---------- AVAILABLE DATA
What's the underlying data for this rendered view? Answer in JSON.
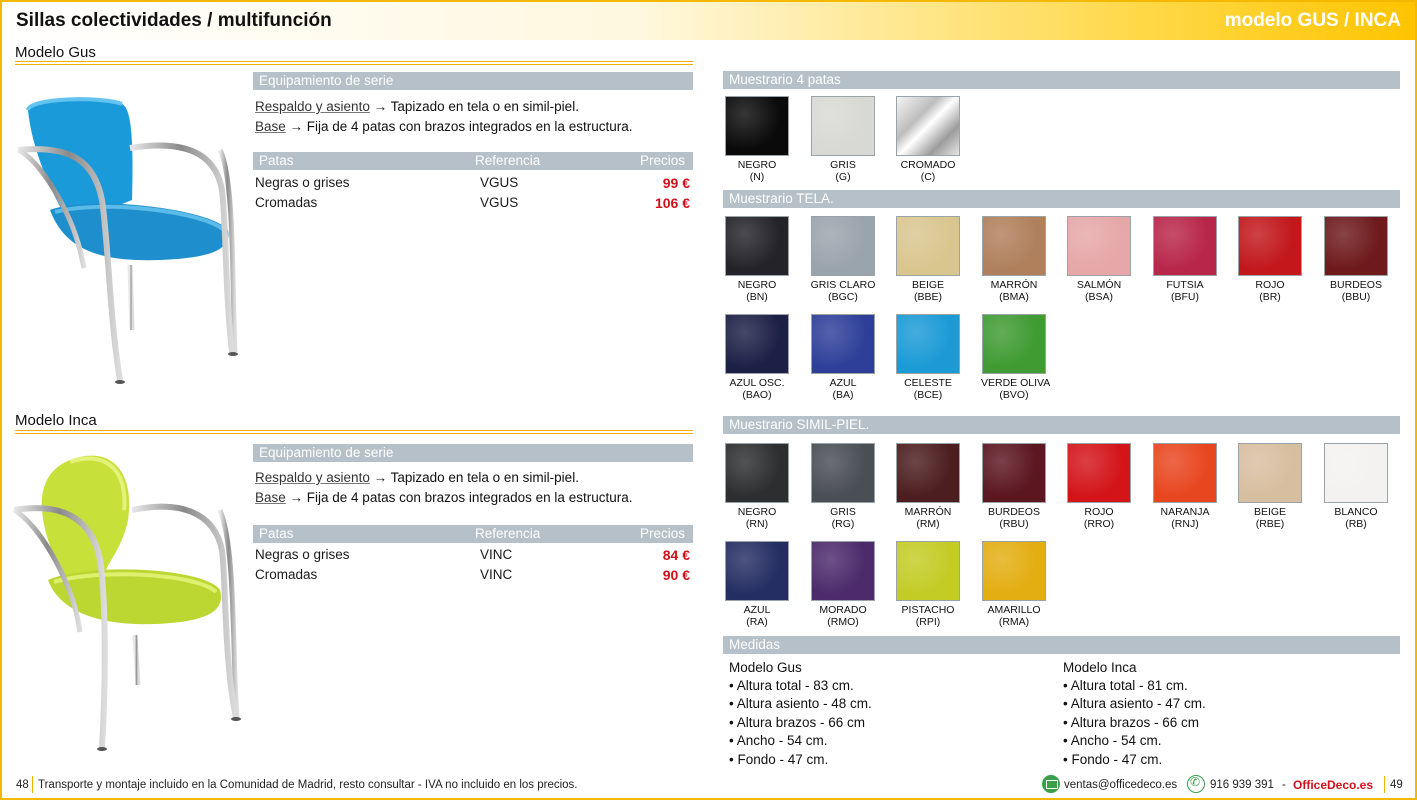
{
  "header": {
    "title": "Sillas colectividades / multifunción",
    "model": "modelo GUS / INCA"
  },
  "gus": {
    "heading": "Modelo Gus",
    "equip_title": "Equipamiento de serie",
    "line1_link": "Respaldo y asiento",
    "line1_text": " → Tapizado en tela o en simil-piel.",
    "line2_link": "Base",
    "line2_text": " → Fija de 4 patas con brazos integrados en la estructura.",
    "table_headers": [
      "Patas",
      "Referencia",
      "Precios"
    ],
    "rows": [
      {
        "patas": "Negras o grises",
        "ref": "VGUS",
        "precio": "99 €"
      },
      {
        "patas": "Cromadas",
        "ref": "VGUS",
        "precio": "106 €"
      }
    ],
    "chair_color": "#1a9ad9"
  },
  "inca": {
    "heading": "Modelo Inca",
    "equip_title": "Equipamiento de serie",
    "line1_link": "Respaldo y asiento",
    "line1_text": " → Tapizado en tela o en simil-piel.",
    "line2_link": "Base",
    "line2_text": " → Fija de 4 patas con brazos integrados en la estructura.",
    "table_headers": [
      "Patas",
      "Referencia",
      "Precios"
    ],
    "rows": [
      {
        "patas": "Negras o grises",
        "ref": "VINC",
        "precio": "84 €"
      },
      {
        "patas": "Cromadas",
        "ref": "VINC",
        "precio": "90 €"
      }
    ],
    "chair_color": "#c8e03a"
  },
  "muestrario_patas": {
    "title": "Muestrario 4 patas",
    "items": [
      {
        "name": "NEGRO",
        "code": "(N)",
        "color": "#0a0a0a"
      },
      {
        "name": "GRIS",
        "code": "(G)",
        "color": "#d8d8d4"
      },
      {
        "name": "CROMADO",
        "code": "(C)",
        "color": "#c8c8c8"
      }
    ]
  },
  "muestrario_tela": {
    "title": "Muestrario TELA.",
    "items": [
      {
        "name": "NEGRO",
        "code": "(BN)",
        "color": "#24232a"
      },
      {
        "name": "GRIS CLARO",
        "code": "(BGC)",
        "color": "#9aa4ad"
      },
      {
        "name": "BEIGE",
        "code": "(BBE)",
        "color": "#d9c68f"
      },
      {
        "name": "MARRÓN",
        "code": "(BMA)",
        "color": "#b0805c"
      },
      {
        "name": "SALMÓN",
        "code": "(BSA)",
        "color": "#e6a7a8"
      },
      {
        "name": "FUTSIA",
        "code": "(BFU)",
        "color": "#b8264a"
      },
      {
        "name": "ROJO",
        "code": "(BR)",
        "color": "#c2181c"
      },
      {
        "name": "BURDEOS",
        "code": "(BBU)",
        "color": "#6e1a1c"
      },
      {
        "name": "AZUL OSC.",
        "code": "(BAO)",
        "color": "#1d2046"
      },
      {
        "name": "AZUL",
        "code": "(BA)",
        "color": "#2e3f99"
      },
      {
        "name": "CELESTE",
        "code": "(BCE)",
        "color": "#1b9ad6"
      },
      {
        "name": "VERDE OLIVA",
        "code": "(BVO)",
        "color": "#3f9b32"
      }
    ]
  },
  "muestrario_simil": {
    "title": "Muestrario SIMIL-PIEL.",
    "items": [
      {
        "name": "NEGRO",
        "code": "(RN)",
        "color": "#2d2e30"
      },
      {
        "name": "GRIS",
        "code": "(RG)",
        "color": "#4a4e55"
      },
      {
        "name": "MARRÓN",
        "code": "(RM)",
        "color": "#4c1e1f"
      },
      {
        "name": "BURDEOS",
        "code": "(RBU)",
        "color": "#5b1620"
      },
      {
        "name": "ROJO",
        "code": "(RRO)",
        "color": "#d3151a"
      },
      {
        "name": "NARANJA",
        "code": "(RNJ)",
        "color": "#e8461f"
      },
      {
        "name": "BEIGE",
        "code": "(RBE)",
        "color": "#d8bea0"
      },
      {
        "name": "BLANCO",
        "code": "(RB)",
        "color": "#f3f2f0"
      },
      {
        "name": "AZUL",
        "code": "(RA)",
        "color": "#252e63"
      },
      {
        "name": "MORADO",
        "code": "(RMO)",
        "color": "#4c2a6b"
      },
      {
        "name": "PISTACHO",
        "code": "(RPI)",
        "color": "#c3cc25"
      },
      {
        "name": "AMARILLO",
        "code": "(RMA)",
        "color": "#e3ae12"
      }
    ]
  },
  "medidas": {
    "title": "Medidas",
    "gus": {
      "title": "Modelo Gus",
      "items": [
        "• Altura total - 83 cm.",
        "• Altura asiento - 48 cm.",
        "• Altura brazos - 66 cm",
        "• Ancho - 54 cm.",
        "• Fondo - 47 cm."
      ]
    },
    "inca": {
      "title": "Modelo Inca",
      "items": [
        "• Altura total - 81 cm.",
        "• Altura asiento - 47 cm.",
        "• Altura brazos - 66 cm",
        "• Ancho - 54 cm.",
        "• Fondo - 47 cm."
      ]
    }
  },
  "footer": {
    "page_left": "48",
    "text": "Transporte y montaje incluido en la Comunidad de Madrid, resto consultar - IVA no incluido en los precios.",
    "email": "ventas@officedeco.es",
    "phone": "916 939 391",
    "dash": "-",
    "brand": "OfficeDeco.es",
    "page_right": "49"
  }
}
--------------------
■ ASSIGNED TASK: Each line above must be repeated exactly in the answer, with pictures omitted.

■ ANSWER FOR THIS EXERCISE:
What's the underlying data for this rendered view? Answer in JSON.
{
  "header": {
    "title": "Sillas colectividades / multifunción",
    "model": "modelo GUS / INCA"
  },
  "gus": {
    "heading": "Modelo Gus",
    "equip_title": "Equipamiento de serie",
    "line1_link": "Respaldo y asiento",
    "line1_text": " → Tapizado en tela o en simil-piel.",
    "line2_link": "Base",
    "line2_text": " → Fija de 4 patas con brazos integrados en la estructura.",
    "table_headers": [
      "Patas",
      "Referencia",
      "Precios"
    ],
    "rows": [
      {
        "patas": "Negras o grises",
        "ref": "VGUS",
        "precio": "99 €"
      },
      {
        "patas": "Cromadas",
        "ref": "VGUS",
        "precio": "106 €"
      }
    ],
    "chair_color": "#1a9ad9"
  },
  "inca": {
    "heading": "Modelo Inca",
    "equip_title": "Equipamiento de serie",
    "line1_link": "Respaldo y asiento",
    "line1_text": " → Tapizado en tela o en simil-piel.",
    "line2_link": "Base",
    "line2_text": " → Fija de 4 patas con brazos integrados en la estructura.",
    "table_headers": [
      "Patas",
      "Referencia",
      "Precios"
    ],
    "rows": [
      {
        "patas": "Negras o grises",
        "ref": "VINC",
        "precio": "84 €"
      },
      {
        "patas": "Cromadas",
        "ref": "VINC",
        "precio": "90 €"
      }
    ],
    "chair_color": "#c8e03a"
  },
  "muestrario_patas": {
    "title": "Muestrario 4 patas",
    "items": [
      {
        "name": "NEGRO",
        "code": "(N)",
        "color": "#0a0a0a"
      },
      {
        "name": "GRIS",
        "code": "(G)",
        "color": "#d8d8d4"
      },
      {
        "name": "CROMADO",
        "code": "(C)",
        "color": "#c8c8c8"
      }
    ]
  },
  "muestrario_tela": {
    "title": "Muestrario TELA.",
    "items": [
      {
        "name": "NEGRO",
        "code": "(BN)",
        "color": "#24232a"
      },
      {
        "name": "GRIS CLARO",
        "code": "(BGC)",
        "color": "#9aa4ad"
      },
      {
        "name": "BEIGE",
        "code": "(BBE)",
        "color": "#d9c68f"
      },
      {
        "name": "MARRÓN",
        "code": "(BMA)",
        "color": "#b0805c"
      },
      {
        "name": "SALMÓN",
        "code": "(BSA)",
        "color": "#e6a7a8"
      },
      {
        "name": "FUTSIA",
        "code": "(BFU)",
        "color": "#b8264a"
      },
      {
        "name": "ROJO",
        "code": "(BR)",
        "color": "#c2181c"
      },
      {
        "name": "BURDEOS",
        "code": "(BBU)",
        "color": "#6e1a1c"
      },
      {
        "name": "AZUL OSC.",
        "code": "(BAO)",
        "color": "#1d2046"
      },
      {
        "name": "AZUL",
        "code": "(BA)",
        "color": "#2e3f99"
      },
      {
        "name": "CELESTE",
        "code": "(BCE)",
        "color": "#1b9ad6"
      },
      {
        "name": "VERDE OLIVA",
        "code": "(BVO)",
        "color": "#3f9b32"
      }
    ]
  },
  "muestrario_simil": {
    "title": "Muestrario SIMIL-PIEL.",
    "items": [
      {
        "name": "NEGRO",
        "code": "(RN)",
        "color": "#2d2e30"
      },
      {
        "name": "GRIS",
        "code": "(RG)",
        "color": "#4a4e55"
      },
      {
        "name": "MARRÓN",
        "code": "(RM)",
        "color": "#4c1e1f"
      },
      {
        "name": "BURDEOS",
        "code": "(RBU)",
        "color": "#5b1620"
      },
      {
        "name": "ROJO",
        "code": "(RRO)",
        "color": "#d3151a"
      },
      {
        "name": "NARANJA",
        "code": "(RNJ)",
        "color": "#e8461f"
      },
      {
        "name": "BEIGE",
        "code": "(RBE)",
        "color": "#d8bea0"
      },
      {
        "name": "BLANCO",
        "code": "(RB)",
        "color": "#f3f2f0"
      },
      {
        "name": "AZUL",
        "code": "(RA)",
        "color": "#252e63"
      },
      {
        "name": "MORADO",
        "code": "(RMO)",
        "color": "#4c2a6b"
      },
      {
        "name": "PISTACHO",
        "code": "(RPI)",
        "color": "#c3cc25"
      },
      {
        "name": "AMARILLO",
        "code": "(RMA)",
        "color": "#e3ae12"
      }
    ]
  },
  "medidas": {
    "title": "Medidas",
    "gus": {
      "title": "Modelo Gus",
      "items": [
        "• Altura total - 83 cm.",
        "• Altura asiento - 48 cm.",
        "• Altura brazos - 66 cm",
        "• Ancho - 54 cm.",
        "• Fondo - 47 cm."
      ]
    },
    "inca": {
      "title": "Modelo Inca",
      "items": [
        "• Altura total - 81 cm.",
        "• Altura asiento - 47 cm.",
        "• Altura brazos - 66 cm",
        "• Ancho - 54 cm.",
        "• Fondo - 47 cm."
      ]
    }
  },
  "footer": {
    "page_left": "48",
    "text": "Transporte y montaje incluido en la Comunidad de Madrid, resto consultar - IVA no incluido en los precios.",
    "email": "ventas@officedeco.es",
    "phone": "916 939 391",
    "dash": "-",
    "brand": "OfficeDeco.es",
    "page_right": "49"
  }
}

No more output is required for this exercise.